◆ Excerpted records
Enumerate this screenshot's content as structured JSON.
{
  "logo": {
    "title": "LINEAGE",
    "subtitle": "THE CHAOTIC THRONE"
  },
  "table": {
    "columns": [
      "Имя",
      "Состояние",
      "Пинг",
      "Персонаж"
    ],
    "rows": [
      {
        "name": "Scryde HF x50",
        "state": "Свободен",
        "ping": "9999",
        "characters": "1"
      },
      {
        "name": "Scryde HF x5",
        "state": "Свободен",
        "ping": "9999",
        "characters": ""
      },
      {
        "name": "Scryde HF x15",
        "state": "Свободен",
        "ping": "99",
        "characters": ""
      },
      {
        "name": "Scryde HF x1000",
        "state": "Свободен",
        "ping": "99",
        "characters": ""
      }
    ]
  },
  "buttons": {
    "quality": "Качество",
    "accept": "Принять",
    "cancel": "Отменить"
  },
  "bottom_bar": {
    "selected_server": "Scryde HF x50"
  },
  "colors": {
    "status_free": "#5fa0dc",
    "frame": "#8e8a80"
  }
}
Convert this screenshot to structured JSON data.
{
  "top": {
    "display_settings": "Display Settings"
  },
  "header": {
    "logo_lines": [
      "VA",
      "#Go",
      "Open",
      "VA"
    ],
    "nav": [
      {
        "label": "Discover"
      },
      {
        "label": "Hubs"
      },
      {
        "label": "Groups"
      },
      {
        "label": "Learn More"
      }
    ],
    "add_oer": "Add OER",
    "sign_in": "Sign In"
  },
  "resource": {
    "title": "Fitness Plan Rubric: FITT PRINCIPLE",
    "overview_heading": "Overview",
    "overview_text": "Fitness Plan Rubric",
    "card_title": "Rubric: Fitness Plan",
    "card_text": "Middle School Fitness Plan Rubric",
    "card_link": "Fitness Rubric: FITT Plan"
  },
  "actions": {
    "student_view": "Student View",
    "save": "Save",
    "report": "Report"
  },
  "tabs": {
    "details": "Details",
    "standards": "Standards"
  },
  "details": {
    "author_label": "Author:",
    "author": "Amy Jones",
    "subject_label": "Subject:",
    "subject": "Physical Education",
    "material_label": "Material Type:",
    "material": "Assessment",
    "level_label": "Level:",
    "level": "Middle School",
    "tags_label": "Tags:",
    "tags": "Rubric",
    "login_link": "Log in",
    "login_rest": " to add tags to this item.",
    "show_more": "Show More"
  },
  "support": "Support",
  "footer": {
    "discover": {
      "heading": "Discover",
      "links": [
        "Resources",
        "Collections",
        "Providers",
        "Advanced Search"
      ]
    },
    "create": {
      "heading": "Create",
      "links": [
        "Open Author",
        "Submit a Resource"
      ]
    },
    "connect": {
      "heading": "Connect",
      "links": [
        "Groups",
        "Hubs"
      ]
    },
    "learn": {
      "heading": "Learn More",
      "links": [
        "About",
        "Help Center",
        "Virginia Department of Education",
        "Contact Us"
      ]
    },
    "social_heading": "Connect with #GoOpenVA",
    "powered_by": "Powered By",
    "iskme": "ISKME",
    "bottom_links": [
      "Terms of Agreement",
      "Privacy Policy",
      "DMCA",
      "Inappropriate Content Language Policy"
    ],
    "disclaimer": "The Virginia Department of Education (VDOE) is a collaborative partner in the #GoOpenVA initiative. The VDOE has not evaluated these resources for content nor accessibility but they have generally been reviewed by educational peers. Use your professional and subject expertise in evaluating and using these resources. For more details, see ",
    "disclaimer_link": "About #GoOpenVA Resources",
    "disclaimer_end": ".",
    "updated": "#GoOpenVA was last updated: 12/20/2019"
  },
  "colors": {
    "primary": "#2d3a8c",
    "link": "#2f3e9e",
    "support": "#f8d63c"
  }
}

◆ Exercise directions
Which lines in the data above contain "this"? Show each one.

◆ Result below
Enumerate this screenshot's content as structured JSON.
Convert this screenshot to structured JSON data.
    "login_rest": " to add tags to this item.",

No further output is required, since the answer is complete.